Analysis of JK Rowling’s Harvard Commencement Speech:
The Fringe Benefits of Failure
In my previous newsletter, I talked about famous people who have overcome their introversion, managing to look and feel comfortable in the public eye. One of my favourite examples to illustrate how this is possible is J K Rowling’s Harvard Commencement Speech. She’s a self-proclaimed introvert and yet her speech, “The Fringe Benefits of Failure”, is not only witty but also moving and inspiring. Here’s the link to watch this talk:
So how does JK Rowling overcome her nervousness and give such an inspirational speech? She actually uses many different presentation techniques and I’ve listed here the most important ones. I’m sure they can also inspire you for your own presentations, whether you’re an introvert or an extrovert:
1.She portrays self-belief. She believes in what she’s saying and speaks with conviction and passion. She’s addressing the graduating students of Harvard and wants to have a positive influence on their future life choices. She shares with them her personal experiences of failure as well as the lessons she learned from the painful mistakes she made. She also evokes the heartbreak of seeing examples of terrible human suffering while working for Amnesty International. Yet, at the same time, she explains how this experience taught her to feel empathy for others. She speaks from the heart and by doing so she gains our undivided attention.
2. She uses humour. It’s important to know that anxiety is contagious, so if you show or express your nervousness to the audience, you’re going to make them feel it too. JK Rowling looks and sounds nervous at the beginning of her talk, and her voice even trembles. She no doubt knew she couldn’t control this fear, so she chose to make a joke out of it, by saying:

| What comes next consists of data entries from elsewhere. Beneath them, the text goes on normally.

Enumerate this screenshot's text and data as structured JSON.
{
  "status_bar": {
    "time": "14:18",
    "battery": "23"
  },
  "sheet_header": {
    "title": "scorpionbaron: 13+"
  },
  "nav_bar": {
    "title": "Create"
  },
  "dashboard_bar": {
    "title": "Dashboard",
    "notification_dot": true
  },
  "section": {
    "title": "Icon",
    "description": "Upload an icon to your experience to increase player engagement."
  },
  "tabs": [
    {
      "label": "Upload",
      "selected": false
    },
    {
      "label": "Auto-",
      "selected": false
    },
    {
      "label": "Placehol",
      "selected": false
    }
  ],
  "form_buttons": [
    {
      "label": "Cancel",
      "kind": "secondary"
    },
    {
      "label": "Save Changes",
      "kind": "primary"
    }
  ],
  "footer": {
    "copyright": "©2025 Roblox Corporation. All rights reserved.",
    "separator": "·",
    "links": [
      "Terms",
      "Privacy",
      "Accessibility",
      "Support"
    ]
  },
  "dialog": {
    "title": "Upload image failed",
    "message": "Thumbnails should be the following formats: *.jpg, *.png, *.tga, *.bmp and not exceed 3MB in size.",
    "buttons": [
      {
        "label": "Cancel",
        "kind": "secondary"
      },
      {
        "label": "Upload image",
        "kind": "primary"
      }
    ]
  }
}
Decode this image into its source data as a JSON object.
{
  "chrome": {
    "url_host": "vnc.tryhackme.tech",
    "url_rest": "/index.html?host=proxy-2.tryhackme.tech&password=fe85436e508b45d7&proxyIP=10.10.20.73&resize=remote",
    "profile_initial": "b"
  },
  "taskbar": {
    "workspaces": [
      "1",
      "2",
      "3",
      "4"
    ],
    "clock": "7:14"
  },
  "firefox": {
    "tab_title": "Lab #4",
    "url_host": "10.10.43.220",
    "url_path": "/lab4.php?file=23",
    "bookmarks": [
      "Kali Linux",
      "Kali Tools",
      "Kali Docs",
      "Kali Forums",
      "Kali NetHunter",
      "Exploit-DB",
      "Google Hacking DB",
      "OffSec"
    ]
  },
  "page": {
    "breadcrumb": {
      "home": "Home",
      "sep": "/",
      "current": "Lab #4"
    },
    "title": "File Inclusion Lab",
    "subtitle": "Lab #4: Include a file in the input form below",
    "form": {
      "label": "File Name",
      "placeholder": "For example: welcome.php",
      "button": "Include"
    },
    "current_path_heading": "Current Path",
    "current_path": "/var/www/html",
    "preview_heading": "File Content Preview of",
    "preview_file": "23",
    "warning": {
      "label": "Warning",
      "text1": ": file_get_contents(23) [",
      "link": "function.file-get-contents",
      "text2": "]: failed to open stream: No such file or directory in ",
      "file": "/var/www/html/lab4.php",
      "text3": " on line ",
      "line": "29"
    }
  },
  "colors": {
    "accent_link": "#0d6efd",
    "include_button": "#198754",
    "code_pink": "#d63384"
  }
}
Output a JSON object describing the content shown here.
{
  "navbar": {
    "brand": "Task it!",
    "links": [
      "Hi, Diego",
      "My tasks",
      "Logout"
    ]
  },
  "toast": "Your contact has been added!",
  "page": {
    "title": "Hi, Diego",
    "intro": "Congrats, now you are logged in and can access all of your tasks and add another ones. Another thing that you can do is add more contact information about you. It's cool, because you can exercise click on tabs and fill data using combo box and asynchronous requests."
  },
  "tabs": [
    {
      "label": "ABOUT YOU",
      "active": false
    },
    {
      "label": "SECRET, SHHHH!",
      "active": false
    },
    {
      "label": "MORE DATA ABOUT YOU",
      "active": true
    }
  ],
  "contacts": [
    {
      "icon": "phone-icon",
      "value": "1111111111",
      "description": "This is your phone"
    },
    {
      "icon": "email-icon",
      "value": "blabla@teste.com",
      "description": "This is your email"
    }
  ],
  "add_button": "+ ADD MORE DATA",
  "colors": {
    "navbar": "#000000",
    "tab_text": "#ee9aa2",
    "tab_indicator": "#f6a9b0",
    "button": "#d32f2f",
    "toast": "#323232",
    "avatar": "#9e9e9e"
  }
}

“The first thing I would like to say is ‘thank you.’ Not only has Harvard given me an extraordinary honour, but the weeks of fear and nausea I have endured at the thought of giving this commencement address have made me lose weight. A win-win situation!”
Although I don’t usually recommend to my clients that they evoke their nervousness to their audience, I do agree that if it’s uncontrollable the best solution is to do as JK Rowling did by making light of it.
3. A clear structure. The talk is divided into 4 parts: the introduction, the 1st theme (the benefits of failure), the 2nd theme (the importance of imagination) and the conclusion. JK Rowling integrates humour and seriousness into this structure in the following way:
She starts in a light-hearted manner, making us want to continue listening to her. Because she has our undivided attention, she can then move onto her serious subjects and make her message even more poignant. In her conclusion, she mixes seriousness with humour, leaving us feeling like we’ve just been listening to an amusing story with a strong, underlying message.
4. She uses story-telling techniques. We’ve already talked about her use of humour, but there are many more story-telling techniques she uses, including the following:
- The use of contrast:
“Looking back at the 21-year-old that I was at graduation, is a slightly uncomfortable experience for the 42-year-old that she has become.” “… this man whose life had been shattered by cruelty took my hand with exquisite courtesy”
- The use of the rule of 3 (i.e. listing 3 points or facts – this is an important rhetorical device because it’s been scientifically proven that the brain retains 3 ideas better than it would 2 or 4):
“you are young, gifted and well-educated” “I still had a daughter whom I adored, and I had an old typewriter and a big idea”
- The use of metaphors:
“… rock bottom became the solid foundation on which I rebuilt my life”
- The use of ethos (i.e. an appeal to ethics – this is a means of convincing someone of the character or credibility of the persuader):
She makes a few references to her Harry Potter novels, reminding the audience of her fame and giving herself the credibility to share her experiences and give advice to the talented young people in front of her who are about to embark on, for the most part, brilliant careers.
- The use of pathos (an appeal to emotion – this is a way of convincing an audience of an argument by creating an emotional response):
She plays with the emotions of her audience as she shares her heart-wrenching experience working for Amnesty International. After making her audience laugh, she now makes them sit back and think about the horrors that humankind can inflict on each other
- She creates rapport with her audience. Throughout the talk, JK Rowling remains humble. Her voice is soft and gentle but also captivating and convincing. Her body language is unassuming but her message is powerful. She looks shy yet she exhibits self-belief. And she smiles, which is, in my opinion the most important presentation technique of all to remember:)
JK Rowling’s speech lasted 21 minutes, and the standing ovation afterward went on for almost two minutes. What better proof of the overwhelming success of this great talk delivered by one of the world’s most introverted people?!
Please don’t hesitate to contact me, either by phone on +33 (0)6 47 92 44 60 or by email at firstname.lastname@example.org. I’ll be delighted to answer any questions you have about this topic or about my coaching approach in general.
If you’ve enjoyed reading this article, please feel free to share it with family, friends and colleagues.